Surprising as it may seem if you work with children (in England, Wales Scotland) and see one of your charges being abused or even raped, you might think you and your employer had a legal obligation to report it to the authorities. Not so. There is no legal requirement on anyone working with minors to report allegations or witnessed abuse of a child, including rape, to either the Local Authority Designated Officer LADO / Social Services, or the police. This situation is just as relevant to you living in Jersey.
Legislation is urgently needed which requires staff in faith groups, national sports bodies and clubs, schools and all similar institutions, which are defined in England as ‘Regulated Activities,’ to inform the LADO (or Children’s Services in Jersey) of all concerns, allegations and incidents of abuse so that experienced and ‘independent’ assessment of referrals can occur to ensure perpetrators are stopped as soon as possible. A volunteer member of our charity who has lived on an island with a smaller population than Jersey suggests that special arrangements would be needed to ensure ‘independent’ assessment of incidents.
• Mandatory reporting of allegations and concerns addresses the distorting factors in what can appear to be complex situations. A headteacher or a bishop might wish to protect his colleague’s or church’s reputation but if he risks a criminal conviction and a hefty fine by so doing then he will think it a poor exchange.
• Under a system of mandatory reporting, staff in schools or hospitals who suspect abuse would have no choice but to report or face prosecution. This means every employee is better protected from blame. Being faced with a conviction, prison or a fine cuts across friendship or loyalty to an institution, and there is no doubt where duty lies.
• A criminal sanction for failure to report also removes any perceived need to weigh up whether the concerns reported are serious enough, or who to believe before having to decide what to do: the person reporting is freed from having to make complex judgements about who is telling the truth.
Too often the decision is made to cover up and/or minimise wrong doing including any abuse of power perpetrated by officers and staff of the Regulated Activity.
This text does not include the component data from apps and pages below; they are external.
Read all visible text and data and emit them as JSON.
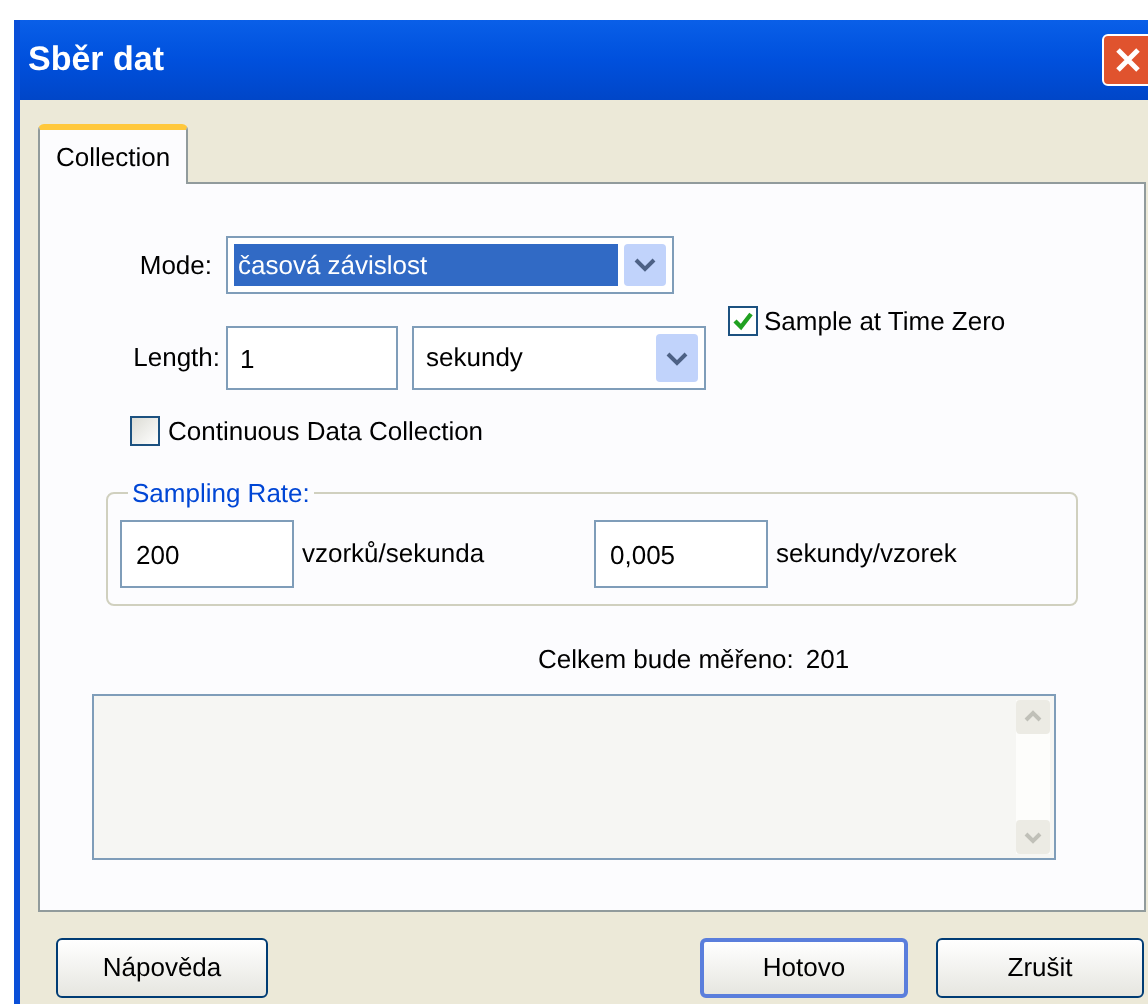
{
  "window": {
    "title": "Sběr dat"
  },
  "tabs": [
    {
      "label": "Collection",
      "selected": true
    }
  ],
  "mode": {
    "label": "Mode:",
    "value": "časová závislost"
  },
  "length": {
    "label": "Length:",
    "value": "1",
    "unit": "sekundy"
  },
  "sample_at_time_zero": {
    "label": "Sample at Time Zero",
    "checked": true
  },
  "continuous": {
    "label": "Continuous Data Collection",
    "checked": false
  },
  "sampling_rate": {
    "legend": "Sampling Rate:",
    "rate": "200",
    "rate_unit": "vzorků/sekunda",
    "interval": "0,005",
    "interval_unit": "sekundy/vzorek"
  },
  "total": {
    "label": "Celkem bude měřeno:",
    "value": "201"
  },
  "buttons": {
    "help": "Nápověda",
    "done": "Hotovo",
    "cancel": "Zrušit"
  }
}
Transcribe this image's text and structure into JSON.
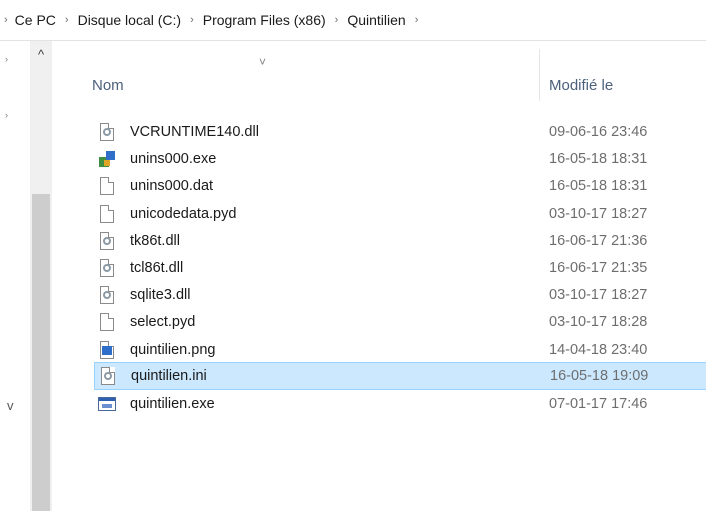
{
  "breadcrumb": {
    "items": [
      "Ce PC",
      "Disque local (C:)",
      "Program Files (x86)",
      "Quintilien"
    ],
    "separator": "›"
  },
  "header": {
    "name_label": "Nom",
    "modified_label": "Modifié le",
    "sort_indicator": "˅"
  },
  "nav": {
    "up_arrow": "^",
    "v_mark": "v"
  },
  "files": [
    {
      "name": "VCRUNTIME140.dll",
      "date": "09-06-16 23:46",
      "icon": "dll-icon"
    },
    {
      "name": "unins000.exe",
      "date": "16-05-18 18:31",
      "icon": "setup-icon"
    },
    {
      "name": "unins000.dat",
      "date": "16-05-18 18:31",
      "icon": "file-icon"
    },
    {
      "name": "unicodedata.pyd",
      "date": "03-10-17 18:27",
      "icon": "file-icon"
    },
    {
      "name": "tk86t.dll",
      "date": "16-06-17 21:36",
      "icon": "dll-icon"
    },
    {
      "name": "tcl86t.dll",
      "date": "16-06-17 21:35",
      "icon": "dll-icon"
    },
    {
      "name": "sqlite3.dll",
      "date": "03-10-17 18:27",
      "icon": "dll-icon"
    },
    {
      "name": "select.pyd",
      "date": "03-10-17 18:28",
      "icon": "file-icon"
    },
    {
      "name": "quintilien.png",
      "date": "14-04-18 23:40",
      "icon": "image-icon"
    },
    {
      "name": "quintilien.ini",
      "date": "16-05-18 19:09",
      "icon": "settings-file-icon",
      "selected": true
    },
    {
      "name": "quintilien.exe",
      "date": "07-01-17 17:46",
      "icon": "exe-icon"
    }
  ],
  "colors": {
    "selection_bg": "#cce8ff",
    "selection_border": "#99d1ff",
    "header_text": "#4c607a"
  }
}
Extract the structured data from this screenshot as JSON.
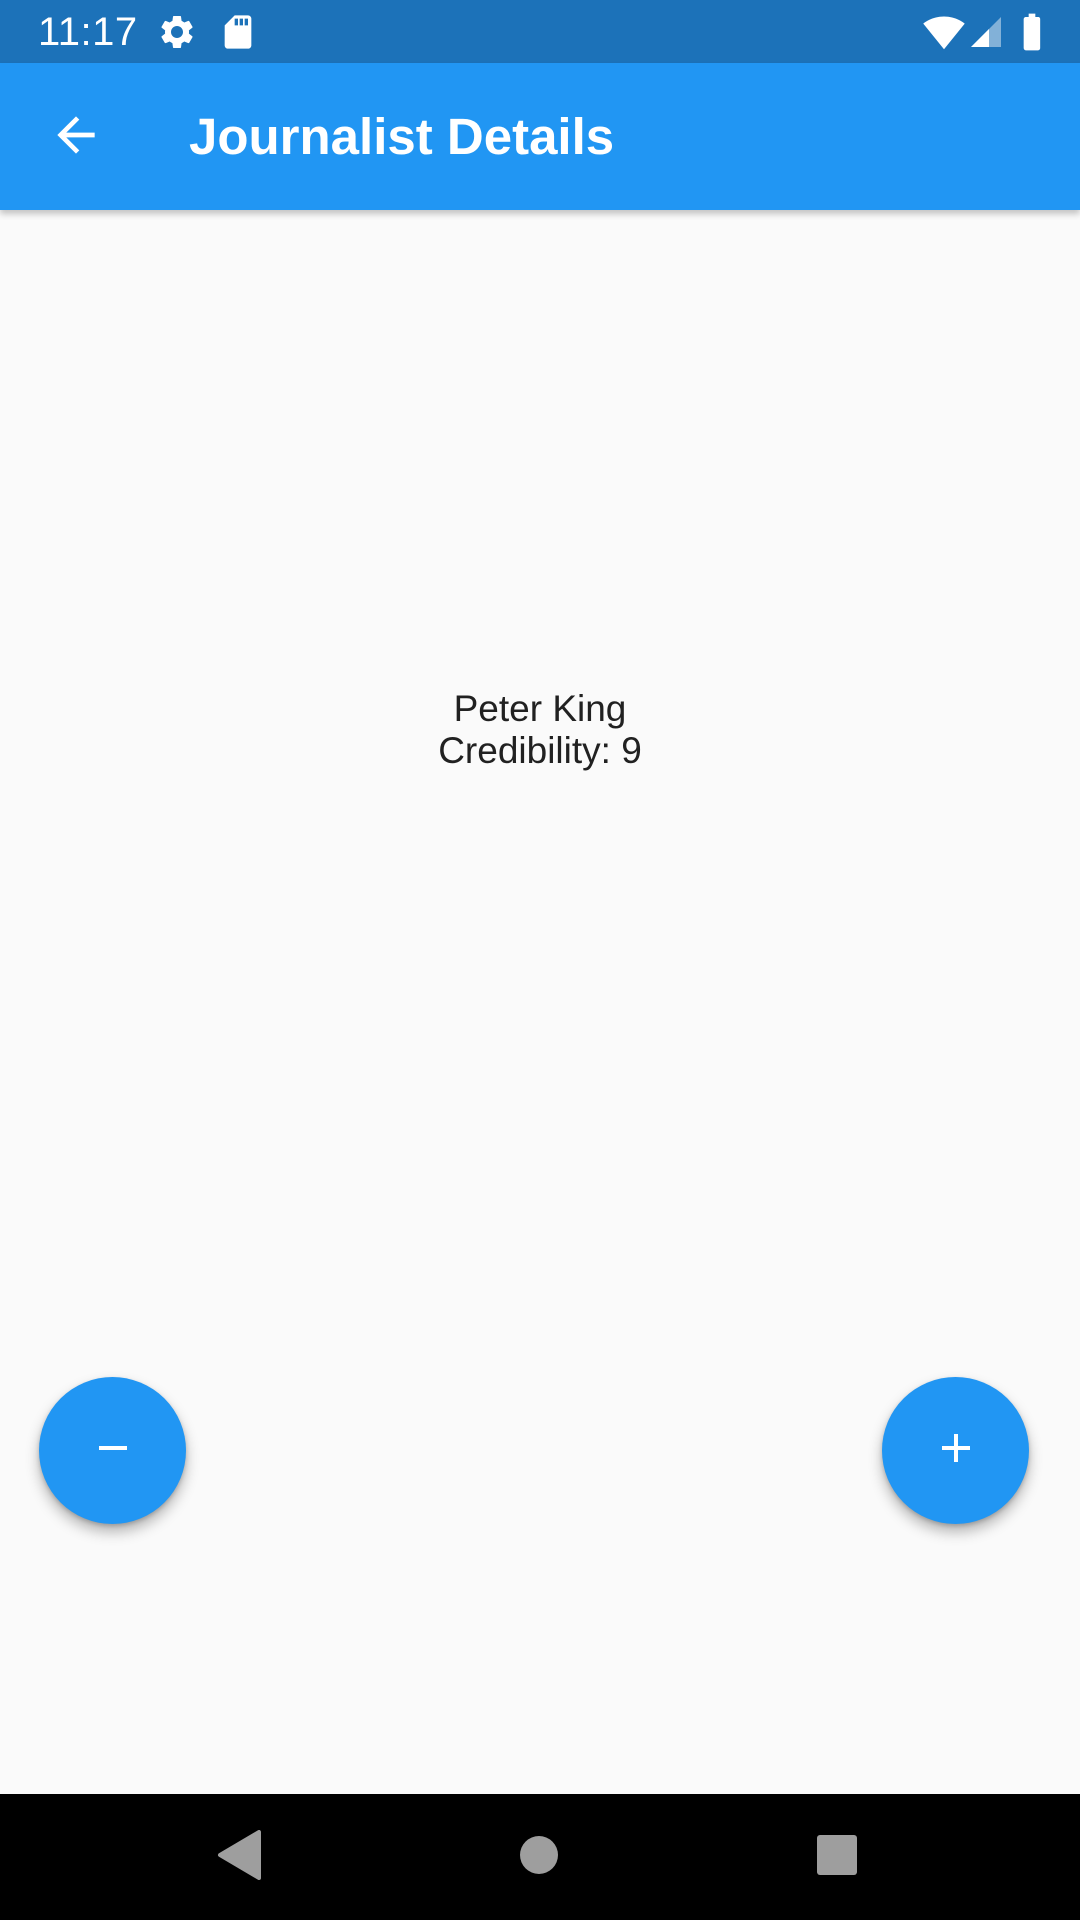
{
  "status_bar": {
    "time": "11:17",
    "icons": [
      "gear-icon",
      "sd-card-icon",
      "wifi-icon",
      "signal-icon",
      "battery-icon"
    ],
    "background": "#1c72b9"
  },
  "app_bar": {
    "title": "Journalist Details",
    "back_icon": "arrow-back-icon",
    "background": "#2196f3"
  },
  "detail": {
    "name": "Peter King",
    "credibility_text": "Credibility: 9"
  },
  "actions": {
    "decrement_icon": "minus-icon",
    "increment_icon": "plus-icon",
    "fab_color": "#2196f3"
  },
  "nav_bar": {
    "buttons": [
      "back-triangle-icon",
      "home-circle-icon",
      "recents-square-icon"
    ]
  }
}
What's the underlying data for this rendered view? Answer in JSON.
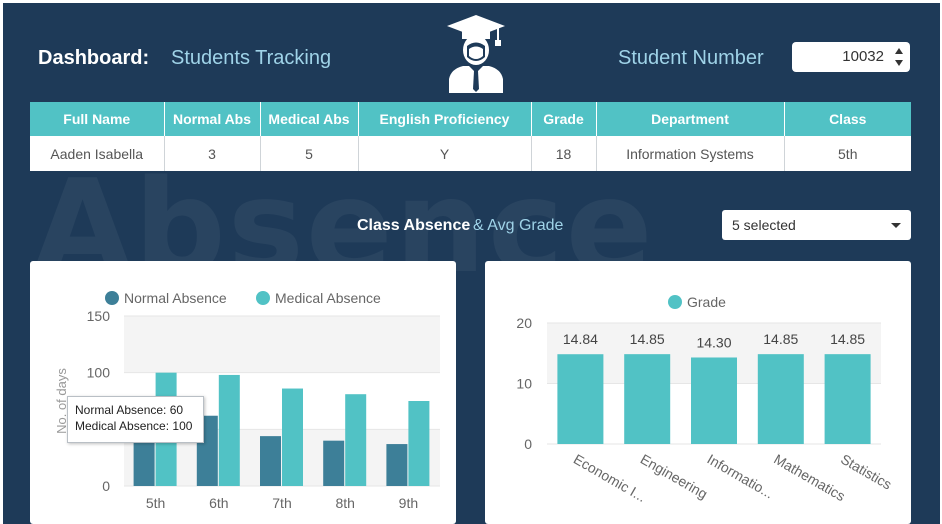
{
  "header": {
    "label": "Dashboard:",
    "title": "Students Tracking",
    "student_number_label": "Student Number",
    "student_number_value": "10032"
  },
  "table": {
    "columns": [
      "Full Name",
      "Normal Abs",
      "Medical Abs",
      "English Proficiency",
      "Grade",
      "Department",
      "Class"
    ],
    "row": [
      "Aaden Isabella",
      "3",
      "5",
      "Y",
      "18",
      "Information Systems",
      "5th"
    ]
  },
  "watermark": "Absence",
  "section": {
    "title": "Class Absence",
    "subtitle": "& Avg Grade",
    "filter_value": "5 selected"
  },
  "tooltip": {
    "line1": "Normal Absence: 60",
    "line2": "Medical Absence: 100"
  },
  "colors": {
    "background": "#1e3a58",
    "normal_absence": "#3d7f98",
    "medical_absence": "#51c2c5",
    "grade": "#51c2c5"
  },
  "chart_data": [
    {
      "type": "bar",
      "title": "",
      "xlabel": "",
      "ylabel": "No. of days",
      "categories": [
        "5th",
        "6th",
        "7th",
        "8th",
        "9th"
      ],
      "series": [
        {
          "name": "Normal Absence",
          "values": [
            60,
            62,
            44,
            40,
            37
          ]
        },
        {
          "name": "Medical Absence",
          "values": [
            100,
            98,
            86,
            81,
            75
          ]
        }
      ],
      "ylim": [
        0,
        150
      ],
      "yticks": [
        0,
        50,
        100,
        150
      ],
      "legend": "top"
    },
    {
      "type": "bar",
      "title": "",
      "xlabel": "",
      "ylabel": "",
      "categories": [
        "Economic I...",
        "Engineering",
        "Informatio...",
        "Mathematics",
        "Statistics"
      ],
      "series": [
        {
          "name": "Grade",
          "values": [
            14.84,
            14.85,
            14.3,
            14.85,
            14.85
          ]
        }
      ],
      "data_labels": [
        "14.84",
        "14.85",
        "14.30",
        "14.85",
        "14.85"
      ],
      "ylim": [
        0,
        20
      ],
      "yticks": [
        0,
        10,
        20
      ],
      "legend": "top"
    }
  ]
}
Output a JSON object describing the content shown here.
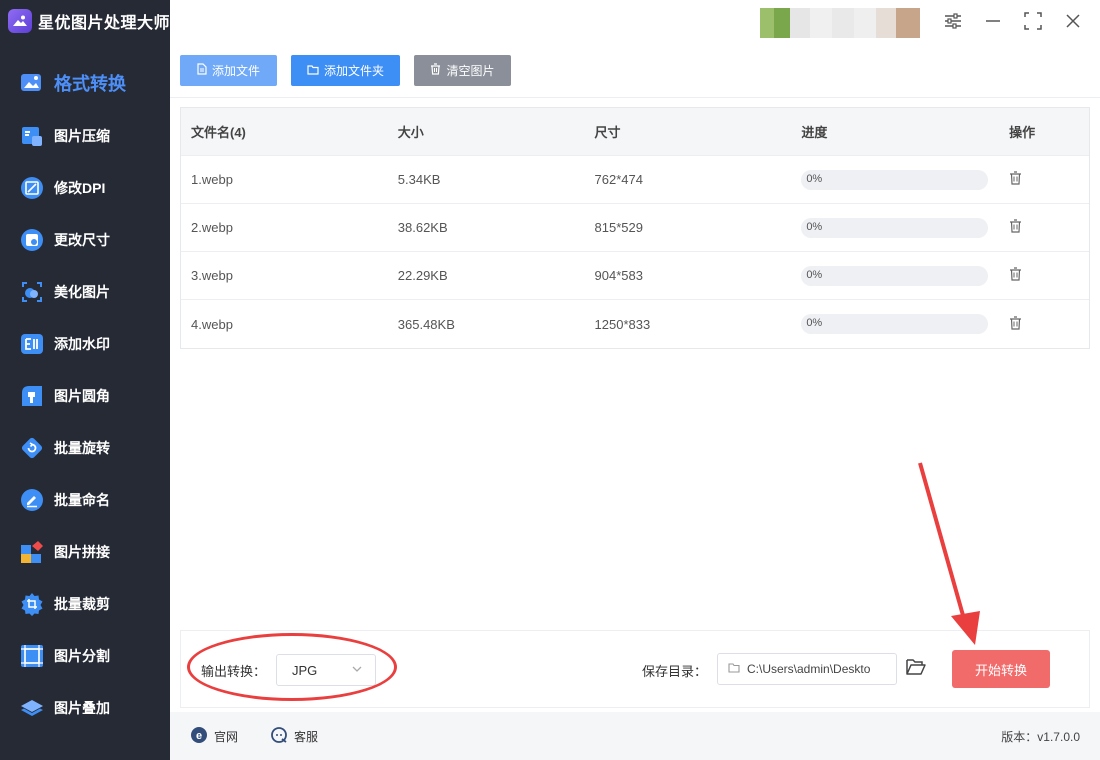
{
  "app": {
    "title": "星优图片处理大师"
  },
  "sidebar": {
    "items": [
      {
        "label": "格式转换",
        "icon": "image-format-icon"
      },
      {
        "label": "图片压缩",
        "icon": "compress-icon"
      },
      {
        "label": "修改DPI",
        "icon": "dpi-icon"
      },
      {
        "label": "更改尺寸",
        "icon": "resize-icon"
      },
      {
        "label": "美化图片",
        "icon": "beautify-icon"
      },
      {
        "label": "添加水印",
        "icon": "watermark-icon"
      },
      {
        "label": "图片圆角",
        "icon": "rounded-corner-icon"
      },
      {
        "label": "批量旋转",
        "icon": "rotate-icon"
      },
      {
        "label": "批量命名",
        "icon": "rename-icon"
      },
      {
        "label": "图片拼接",
        "icon": "puzzle-icon"
      },
      {
        "label": "批量裁剪",
        "icon": "crop-icon"
      },
      {
        "label": "图片分割",
        "icon": "split-icon"
      },
      {
        "label": "图片叠加",
        "icon": "layers-icon"
      }
    ]
  },
  "toolbar": {
    "add_file": "添加文件",
    "add_folder": "添加文件夹",
    "clear_images": "清空图片"
  },
  "table": {
    "headers": {
      "name": "文件名(4)",
      "size": "大小",
      "dimension": "尺寸",
      "progress": "进度",
      "action": "操作"
    },
    "rows": [
      {
        "name": "1.webp",
        "size": "5.34KB",
        "dimension": "762*474",
        "progress": "0%",
        "progress_value": 0
      },
      {
        "name": "2.webp",
        "size": "38.62KB",
        "dimension": "815*529",
        "progress": "0%",
        "progress_value": 0
      },
      {
        "name": "3.webp",
        "size": "22.29KB",
        "dimension": "904*583",
        "progress": "0%",
        "progress_value": 0
      },
      {
        "name": "4.webp",
        "size": "365.48KB",
        "dimension": "1250*833",
        "progress": "0%",
        "progress_value": 0
      }
    ]
  },
  "bottom": {
    "output_label": "输出转换：",
    "output_format": "JPG",
    "save_label": "保存目录：",
    "save_path": "C:\\Users\\admin\\Deskto",
    "start_button": "开始转换"
  },
  "footer": {
    "website": "官网",
    "service": "客服",
    "version": "版本：v1.7.0.0"
  },
  "colors": {
    "sidebar_bg": "#262a35",
    "accent": "#4d8ff7",
    "start_button": "#f26b6b",
    "annotation": "#ea3f3f"
  }
}
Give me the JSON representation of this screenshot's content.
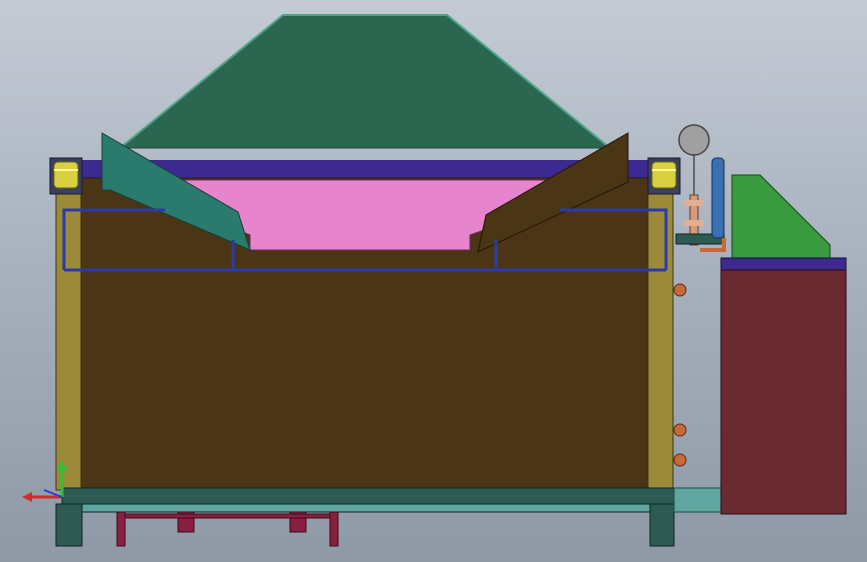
{
  "viewport": {
    "kind": "cad-3d-model-view",
    "background_gradient": [
      "#c4cbd5",
      "#8f99a6"
    ]
  },
  "model": {
    "parts": [
      {
        "name": "hood",
        "color": "#2a6650"
      },
      {
        "name": "hood-trim",
        "color": "#3f8a72"
      },
      {
        "name": "basin",
        "color": "#e684cc"
      },
      {
        "name": "left-chute",
        "color": "#2a7a6e"
      },
      {
        "name": "right-chute",
        "color": "#4a3515"
      },
      {
        "name": "tank-body",
        "color": "#4b3516"
      },
      {
        "name": "tank-frame",
        "color": "#9a8a3a"
      },
      {
        "name": "guard-rail",
        "color": "#2a3aa8"
      },
      {
        "name": "corner-roller",
        "color": "#d8d040"
      },
      {
        "name": "base-skid",
        "color": "#2d5b53"
      },
      {
        "name": "under-support",
        "color": "#8a2040"
      },
      {
        "name": "pressure-gauge",
        "color": "#a0a0a0"
      },
      {
        "name": "filter-cylinder",
        "color": "#3a6fb0"
      },
      {
        "name": "valve-stack",
        "color": "#d49a7a"
      },
      {
        "name": "control-cabinet",
        "color": "#6b2a32"
      },
      {
        "name": "cabinet-top",
        "color": "#3c2a90"
      },
      {
        "name": "cabinet-housing",
        "color": "#3a9a3e"
      },
      {
        "name": "outlet-duct",
        "color": "#5fa6a0"
      }
    ]
  },
  "triad": {
    "axes": [
      {
        "name": "y-axis",
        "color": "#2fbf3a"
      },
      {
        "name": "x-axis",
        "color": "#d42a2a"
      },
      {
        "name": "z-axis",
        "color": "#2a3ad4"
      }
    ]
  }
}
This is true for failures in schools such as Hillside First School Weston Super Mare and churches including the Diocese of Chichester and the Archdiocese of Birmingham, Local Authority children’s services such as Rochdale, Haringey, North Wales, and public service institutions such as the BBC and the NHS which also have questions to answer as the Savile inquiries continue to reveal.
Countries which operate mandatory reporting include Australia, Canada, Denmark, Finland, Spain, Sweden, USA, and now the Republic of Ireland which on the 10th November 2012 held a referendum which approved mandatory reporting.
Failing to refer in the Republic is now an offence which carries a tariff of up to five years imprisonment. The new law will positively impact the culture of safeguarding in all institutional settings in Ireland.
In England (Wales, Scotland, and Jersey) children are on their own and have no legal right to expect the LADO (or other agency) to be informed of their suspected or discovered abuse. The present situation is not working and the Government shows no sign of recognising these shortcomings.
This has prompted NAPAC and four further charities to start a petition @MandateNow calling on Mr Gove to introduce legislation. How hard is it to see that all too often institutions put their own interests before those of children when abuse is suspected or discovered within? To change this culture of concealment and deception the only option is legislation.
Come and join us by signing the petition now - Click HERE.
Or in 30 years time this will still be happening.